KZs: We sought a solution that works in image space, i.e., on an already rendered image, which can, similarly to FXAA and SSAO, add these subsurface scattering effects in a simple post-processing step. The final algorithm is remarkably simple and can be added to any rendering engine out there with ease. In fact, to demonstrate how simple it is, with my student, Christian Freude, we’re currently implementing it in a 4k binary executable – this means that all the instructions of the program could be printed on a business card. We have also made the source code of the algorithm freely available for everyone to download and experiment with. We believe it has all the right ingredients to show up in many future computer games!

DSOGaming: What were the troubles of developing such a technique?

KZs: In every studio, artists have their own tools and workflows they are used to – it’s not enough to come up with higher quality results anymore, it has to suit their requirements as well. This is a challenging problem as artists are often looking for non-physical changes to fit the artistic direction of the project they have at hand, while scientists only accept physically based solutions. We were looking for something that would satisfy both ends of the spectrum. To this end, we have developed multiple variants of the algorithm: one of them can be mathematically proven to yield physically correct results, where others start out with a physically based solution and offer many degrees of freedom to the artists to modify the final image.

DSOGaming: Speaking of new techs for video-games, what’s your opinion on Ray/Path Tracing?

KZs: There was a SIGGRAPH course last year with a very telling name: “Ray tracing is the future and ever will be”. Ray tracing is a top-down approach where all aspects of light transport are simulated at once – no additional techniques are required to add shadows as the algorithm outputs how objects would look in physical reality. It is, however, at the moment, prohibitively expensive for real-time applications. Most computer games use rasterization instead, which is a bottom-up approach where every single effect, such as depth of field and antialiasing, has to be hand-crafted. This leaves room for clever hacks and cutting corners with very effective techniques – however, using too many of these substantially increases the complexity of a graphical engine, making it difficult to maintain. Crassin et al.’s Voxel Cone Tracing (https://www.youtube.com/watch?v=fAsg_xNzhcQ) is a hybrid approach that offers sophisticated light transport effects, such as indirect illumination at an affordable price. Until Moore’s law kicks in a bit more in favor of ray tracing, I expect the prevalence of such hybrid techniques.

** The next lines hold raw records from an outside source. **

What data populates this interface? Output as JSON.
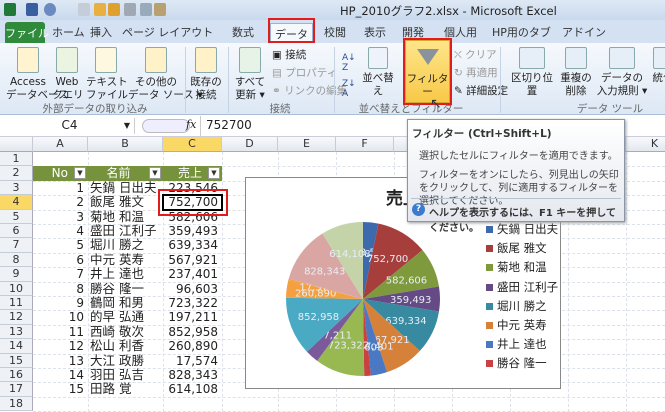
{
  "window": {
    "title": "HP_2010グラフ2.xlsx - Microsoft Excel"
  },
  "tabs": [
    {
      "label": "ファイル"
    },
    {
      "label": "ホーム"
    },
    {
      "label": "挿入"
    },
    {
      "label": "ページ レイアウト"
    },
    {
      "label": "数式"
    },
    {
      "label": "データ"
    },
    {
      "label": "校閲"
    },
    {
      "label": "表示"
    },
    {
      "label": "開発"
    },
    {
      "label": "個人用"
    },
    {
      "label": "HP用のタブ"
    },
    {
      "label": "アドイン"
    }
  ],
  "ribbon": {
    "external": {
      "access": "Access\nデータベース",
      "web": "Web\nクエリ",
      "text": "テキスト\nファイル",
      "other": "その他の\nデータ ソース ▾",
      "group": "外部データの取り込み"
    },
    "existing": "既存の\n接続",
    "connections": {
      "refresh": "すべて\n更新 ▾",
      "conn": "接続",
      "props": "プロパティ",
      "links": "リンクの編集",
      "group": "接続"
    },
    "sort": {
      "sort": "並べ替え",
      "filter": "フィルター",
      "clear": "クリア",
      "reapply": "再適用",
      "advanced": "詳細設定",
      "group": "並べ替えとフィルター"
    },
    "tools": {
      "split": "区切り位置",
      "dup": "重複の\n削除",
      "valid": "データの\n入力規則 ▾",
      "consolidate": "統合",
      "group": "データ ツール"
    }
  },
  "formula": {
    "name_box": "C4",
    "fx": "fx",
    "value": "752700"
  },
  "columns": [
    "A",
    "B",
    "C",
    "D",
    "E",
    "F",
    "G",
    "H",
    "I",
    "J",
    "K"
  ],
  "rows": [
    "1",
    "2",
    "3",
    "4",
    "5",
    "6",
    "7",
    "8",
    "9",
    "10",
    "11",
    "12",
    "13",
    "14",
    "15",
    "16",
    "17",
    "18"
  ],
  "table": {
    "headers": [
      "No",
      "名前",
      "売上"
    ],
    "data": [
      [
        "1",
        "矢鍋 日出夫",
        "223,546"
      ],
      [
        "2",
        "飯尾 雅文",
        "752,700"
      ],
      [
        "3",
        "菊地 和温",
        "582,606"
      ],
      [
        "4",
        "盛田 江利子",
        "359,493"
      ],
      [
        "5",
        "堀川 勝之",
        "639,334"
      ],
      [
        "6",
        "中元 英寿",
        "567,921"
      ],
      [
        "7",
        "井上 達也",
        "237,401"
      ],
      [
        "8",
        "勝谷 隆一",
        "96,603"
      ],
      [
        "9",
        "鶴岡 和男",
        "723,322"
      ],
      [
        "10",
        "的早 弘通",
        "197,211"
      ],
      [
        "11",
        "西崎 敬次",
        "852,958"
      ],
      [
        "12",
        "松山 利香",
        "260,890"
      ],
      [
        "13",
        "大江 政勝",
        "17,574"
      ],
      [
        "14",
        "羽田 弘吉",
        "828,343"
      ],
      [
        "15",
        "田路 覚",
        "614,108"
      ]
    ]
  },
  "tooltip": {
    "title": "フィルター (Ctrl+Shift+L)",
    "line1": "選択したセルにフィルターを適用できます。",
    "line2": "フィルターをオンにしたら、列見出しの矢印をクリックして、列に適用するフィルターを選択してください。",
    "help": "ヘルプを表示するには、F1 キーを押してください。"
  },
  "chart_data": {
    "type": "pie",
    "title": "売上",
    "categories": [
      "矢鍋 日出夫",
      "飯尾 雅文",
      "菊地 和温",
      "盛田 江利子",
      "堀川 勝之",
      "中元 英寿",
      "井上 達也",
      "勝谷 隆一",
      "鶴岡 和男",
      "的早 弘通",
      "西崎 敬次",
      "松山 利香",
      "大江 政勝",
      "羽田 弘吉",
      "田路 覚"
    ],
    "values": [
      223546,
      752700,
      582606,
      359493,
      639334,
      567921,
      237401,
      96603,
      723322,
      197211,
      852958,
      260890,
      17574,
      828343,
      614108
    ],
    "labels": [
      "223,546",
      "752,700",
      "582,606",
      "359,493",
      "639,334",
      "567,921",
      "237,401",
      "96,603",
      "723,322",
      "197,211",
      "852,958",
      "260,890",
      "17,574",
      "828,343",
      "614,108"
    ],
    "colors": [
      "#3d69ad",
      "#a63e3c",
      "#7e9a3d",
      "#654a86",
      "#378aa0",
      "#d5813a",
      "#4a78c2",
      "#c74240",
      "#98b852",
      "#7a5a9a",
      "#4aaac4",
      "#f4a040",
      "#f4a040",
      "#d9a6a4",
      "#c4d4a8"
    ],
    "legend_visible": 8,
    "legend": "right"
  }
}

It is always worth looking around what’s out there – as long as there are people in light transport research like Marcos Fajardo, Jaroslav Krivánek, Jan Novák, Wojciech Jarosz, Toshiya Hachisuka, Anton Kaplanyan and Wenzel Jakob, great strides in the near future are guaranteed.

DSOGaming: Thank you very much for the interview, any last words you want to share with our fans?

KZs: I would like to thank Michael Wimmer for this incredible opportunity – I am now able to work every day on what I love the best: computer graphics! Also, DSOG is an excellent resource to catch up on the newest advances in the gaming industry. Be sure to check it out every now and then. Thank you!

More details on Separable Subsurface Scattering are available here.

John Papadopoulos

John is the founder and Editor in Chief at DSOGaming. He is a PC gaming fan and highly supports the modding and indie communities.Before creating DSOGaming, John worked on numerous gaming websites. While he is a die-hard PC gamer, his gaming roots can be found on consoles. John loved - and still does - the 16-bit consoles, and considers SNES to be one of the best consoles. Still, the PC platform won him over consoles. That was mainly due to 3DFX and its iconic dedicated 3D accelerator graphics card, Voodoo 2. John has also written a higher degree thesis on the "The Evolution of PC graphics cards." Contact: Email